In a scoping paper, Treasury said Australia should endorse the OECD's plan to curb profit shifting - moving profit to another country to avoid tax - and work with tax authorities overseas to improve the exchange of information.

But while it committed to expanding the public release of tax statistics to include the international dealings of multinational enterprises, Treasury said its ability to prevent companies shifting profits overseas was limited.

"There are some actions Australia can and has taken unilaterally; these are primarily focused on improvements than can be made without significant divergence from international tax settings," it
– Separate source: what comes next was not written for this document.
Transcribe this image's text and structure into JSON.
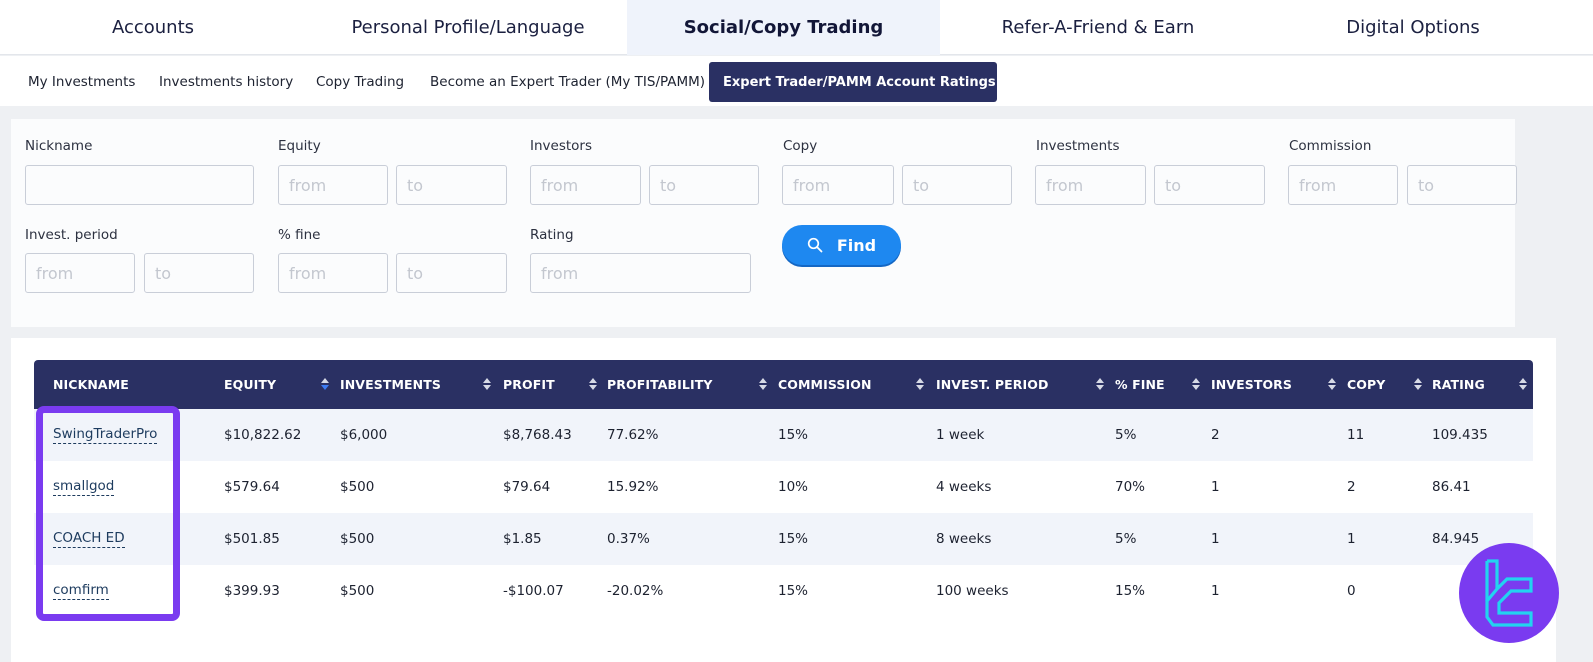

said. "But the key focus of Australia's efforts should be working multilaterally through international organisations to modernise international tax rules."

Treasury's scoping paper comes amid a push by cash-strapped governments around the world to claw back tax dollars from multinational companies that use complex ownership structures to avoid paying tax.

In May, Fairfax Media revealed that all but one of Australia's top 20 listed companies had subsidiaries in low-tax or tax-free jurisdictions, including Hong Kong and Singapore. They included Australia's biggest company, the Commonwealth Bank.

And a report by the Uniting Church's justice and international mission unit found that two-thirds of the top 100 listed companies held subsidiaries in "secrecy jurisdictions" that have been targeted by tax authorities for their lax standards.

Mark Zirnsak, director of the justice unit and a member of a Treasury taskforce, said the Australian government could do more to improve transparency in the tax system.

"If Google was required by Australian law to disclose, on a country-by-country basis, what it reports, then you would find out where it had shifted profits," he said. "If company is shifting money off to a tax haven somewhere, this doesn't do anything at all. If you know you are doing something that's dodgy, and it's exposed, then it's going to act as a deterrent."

Finance ministers from G20 economies backed an OECD plan in Moscow at the weekend to close loopholes in the international tax system.


1 comment:

Paul said...

The return of Rudd and the rise in Labor's stocks seems to reflect the triumph of the media in promoting the cult of celebrity and personality over the study of substance. I fear the ill-informed populace now rules our former democracy.